Violent Regime Change: Causes and Consequences  

Dov Levin and Carmela Lutmar

The practice of foreign imposed regime change (FIRCs) is old, multicausal, and multifaceted. FIRCs have two main characteristics: they include some form of violent use of force to execute them (either covert or overt in nature), and their consequence is a change in the leadership of the polity in which they take place. FIRCs are frequently claimed to have major effects on their targets, such as inducing shifts towards the regime type preferred by the intervener, inducing intra-state violence, increasing cooperation with the target, and improving the economic welfare of the intervener. A review of the literature on the causes and effects of such interventions as well as the main existing datasets of FIRCs shows that significant progress has been made in our understanding of these phenomena with research on some aspects of FIRCs, such as their utility as a tool of inducing democratization, reaching a near scholarly consensus in this regard. Scholars studying this topic can adjust their current approaches (such as agreement upon a list of FIRCs, and the avoidance of conceptual over-stretching) in order to enable continued progress.


Military Intervention in Interstate and Civil Wars: A Unified Interpretation  

Zachary C. Shirkey

Military intervention into interstate and civil wars is both common and important. It lengthens wars, makes them more severe, and shapes how they are fought. Even the mere possibility of intervention can alter the course of a war as belligerent powers alter their strategies to either encourage or dissuade potential interveners. These effects of military intervention are found in both civil and interstate wars. Yet, is state intervention into interstate and civil wars essentially one phenomenon or are they distinct phenomena? By looking at which states are likely to intervene, why and when they intervene, and which wars are most likely to experience intervention, it becomes clear the similarities between state military intervention into civil and interstate wars are more significant than are the differences. In other words, despite some important differences, they are subsets of the same phenomenon. In both types of wars, allies, geographically proximate states, and great powers are more likely to intervene. Also, information revealed by events within both types of wars prompts intervention and explains its timing.

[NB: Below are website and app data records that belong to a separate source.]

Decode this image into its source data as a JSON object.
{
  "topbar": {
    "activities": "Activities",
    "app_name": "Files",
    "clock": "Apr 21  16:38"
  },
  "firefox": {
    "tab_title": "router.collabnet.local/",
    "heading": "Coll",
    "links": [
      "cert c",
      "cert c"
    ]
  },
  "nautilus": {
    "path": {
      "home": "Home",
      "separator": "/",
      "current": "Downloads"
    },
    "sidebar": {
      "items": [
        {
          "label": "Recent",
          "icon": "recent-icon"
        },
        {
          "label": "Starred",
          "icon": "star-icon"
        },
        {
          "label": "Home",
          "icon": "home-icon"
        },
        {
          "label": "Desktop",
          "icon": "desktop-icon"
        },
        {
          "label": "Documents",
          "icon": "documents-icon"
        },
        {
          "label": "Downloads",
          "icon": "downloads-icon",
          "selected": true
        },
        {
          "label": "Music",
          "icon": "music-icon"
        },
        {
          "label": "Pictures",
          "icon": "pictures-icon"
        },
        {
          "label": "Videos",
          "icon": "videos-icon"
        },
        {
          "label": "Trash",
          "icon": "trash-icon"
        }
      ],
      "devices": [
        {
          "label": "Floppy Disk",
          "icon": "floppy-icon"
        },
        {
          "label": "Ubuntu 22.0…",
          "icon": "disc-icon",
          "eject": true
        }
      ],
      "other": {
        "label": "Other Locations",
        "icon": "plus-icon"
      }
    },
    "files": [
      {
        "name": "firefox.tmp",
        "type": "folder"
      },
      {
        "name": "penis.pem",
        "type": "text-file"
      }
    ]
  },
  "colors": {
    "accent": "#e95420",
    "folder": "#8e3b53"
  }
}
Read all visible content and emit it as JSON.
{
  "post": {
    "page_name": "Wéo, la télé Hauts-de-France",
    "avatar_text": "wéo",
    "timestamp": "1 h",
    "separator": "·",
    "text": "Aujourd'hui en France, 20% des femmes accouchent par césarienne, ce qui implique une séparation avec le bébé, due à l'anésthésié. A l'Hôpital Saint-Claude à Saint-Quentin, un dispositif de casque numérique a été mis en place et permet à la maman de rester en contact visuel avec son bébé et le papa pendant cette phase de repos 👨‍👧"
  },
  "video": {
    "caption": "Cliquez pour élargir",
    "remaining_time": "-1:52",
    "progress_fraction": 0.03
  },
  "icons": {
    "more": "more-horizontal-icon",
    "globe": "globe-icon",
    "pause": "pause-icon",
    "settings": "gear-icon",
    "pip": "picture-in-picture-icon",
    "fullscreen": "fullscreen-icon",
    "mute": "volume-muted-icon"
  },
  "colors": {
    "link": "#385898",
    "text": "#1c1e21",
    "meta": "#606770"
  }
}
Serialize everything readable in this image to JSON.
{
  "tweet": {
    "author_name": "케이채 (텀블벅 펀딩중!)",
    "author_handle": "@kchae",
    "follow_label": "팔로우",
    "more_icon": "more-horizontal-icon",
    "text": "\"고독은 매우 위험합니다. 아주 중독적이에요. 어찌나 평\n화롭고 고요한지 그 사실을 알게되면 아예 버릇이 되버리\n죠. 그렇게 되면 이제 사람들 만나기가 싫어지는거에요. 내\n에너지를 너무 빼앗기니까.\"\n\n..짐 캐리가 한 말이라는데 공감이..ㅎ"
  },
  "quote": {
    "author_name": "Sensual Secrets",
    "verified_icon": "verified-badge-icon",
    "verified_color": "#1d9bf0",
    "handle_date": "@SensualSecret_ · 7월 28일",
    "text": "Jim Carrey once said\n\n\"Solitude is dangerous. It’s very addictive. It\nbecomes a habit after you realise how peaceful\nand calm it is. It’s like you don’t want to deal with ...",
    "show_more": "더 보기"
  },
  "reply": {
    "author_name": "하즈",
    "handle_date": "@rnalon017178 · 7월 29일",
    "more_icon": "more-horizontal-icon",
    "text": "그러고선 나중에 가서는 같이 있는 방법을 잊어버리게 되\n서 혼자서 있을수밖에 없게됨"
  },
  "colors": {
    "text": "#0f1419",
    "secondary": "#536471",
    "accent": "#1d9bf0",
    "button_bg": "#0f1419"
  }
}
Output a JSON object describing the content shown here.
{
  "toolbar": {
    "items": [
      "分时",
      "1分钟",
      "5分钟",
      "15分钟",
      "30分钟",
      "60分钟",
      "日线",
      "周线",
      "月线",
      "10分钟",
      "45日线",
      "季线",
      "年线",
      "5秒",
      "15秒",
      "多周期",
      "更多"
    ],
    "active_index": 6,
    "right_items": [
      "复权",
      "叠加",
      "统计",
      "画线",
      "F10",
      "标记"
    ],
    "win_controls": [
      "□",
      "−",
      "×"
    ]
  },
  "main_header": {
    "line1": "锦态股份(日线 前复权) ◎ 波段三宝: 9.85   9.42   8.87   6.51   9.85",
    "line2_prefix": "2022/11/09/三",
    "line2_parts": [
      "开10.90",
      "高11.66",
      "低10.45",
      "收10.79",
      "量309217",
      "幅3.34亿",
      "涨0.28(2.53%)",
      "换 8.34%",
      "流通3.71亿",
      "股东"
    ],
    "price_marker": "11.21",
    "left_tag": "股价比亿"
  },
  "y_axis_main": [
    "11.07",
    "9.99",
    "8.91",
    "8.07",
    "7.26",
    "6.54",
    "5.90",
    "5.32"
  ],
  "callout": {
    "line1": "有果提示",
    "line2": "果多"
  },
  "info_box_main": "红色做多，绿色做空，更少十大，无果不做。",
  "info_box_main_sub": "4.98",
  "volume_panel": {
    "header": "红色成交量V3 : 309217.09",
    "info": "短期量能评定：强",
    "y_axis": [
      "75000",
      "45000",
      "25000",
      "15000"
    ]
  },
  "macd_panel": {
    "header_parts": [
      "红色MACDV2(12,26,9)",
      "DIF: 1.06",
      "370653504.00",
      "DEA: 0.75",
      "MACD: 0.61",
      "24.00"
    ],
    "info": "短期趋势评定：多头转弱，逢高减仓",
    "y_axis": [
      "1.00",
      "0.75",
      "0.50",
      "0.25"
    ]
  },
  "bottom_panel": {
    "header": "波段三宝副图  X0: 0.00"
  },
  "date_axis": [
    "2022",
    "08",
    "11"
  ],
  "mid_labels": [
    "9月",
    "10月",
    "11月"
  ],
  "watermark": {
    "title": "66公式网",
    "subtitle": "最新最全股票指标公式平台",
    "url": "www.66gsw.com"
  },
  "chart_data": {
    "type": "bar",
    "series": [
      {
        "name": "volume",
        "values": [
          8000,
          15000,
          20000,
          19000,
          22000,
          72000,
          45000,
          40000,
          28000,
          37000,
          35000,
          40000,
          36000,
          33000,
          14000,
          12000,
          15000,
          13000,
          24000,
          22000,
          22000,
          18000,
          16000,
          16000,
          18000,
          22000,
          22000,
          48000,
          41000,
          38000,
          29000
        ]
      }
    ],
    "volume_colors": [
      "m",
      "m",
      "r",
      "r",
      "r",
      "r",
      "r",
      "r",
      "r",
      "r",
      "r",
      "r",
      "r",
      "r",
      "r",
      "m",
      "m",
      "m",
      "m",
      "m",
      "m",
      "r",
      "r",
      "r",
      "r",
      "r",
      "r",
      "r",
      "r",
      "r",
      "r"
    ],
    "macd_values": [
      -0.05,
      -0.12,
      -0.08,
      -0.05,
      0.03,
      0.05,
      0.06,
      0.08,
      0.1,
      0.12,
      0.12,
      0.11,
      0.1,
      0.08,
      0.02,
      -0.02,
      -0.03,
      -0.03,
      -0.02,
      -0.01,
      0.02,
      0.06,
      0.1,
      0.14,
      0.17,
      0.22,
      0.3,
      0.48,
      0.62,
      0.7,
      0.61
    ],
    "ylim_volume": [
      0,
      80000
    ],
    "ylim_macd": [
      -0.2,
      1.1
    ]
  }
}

Last, wars in which international organizations become involved, both civil and interstate, are more likely to experience intervention. There are, however, important differences notably in the areas of cross-border ethnic ties, the presence of great powers in the war, the use of non-state proxies, and wars caused by commitment problems.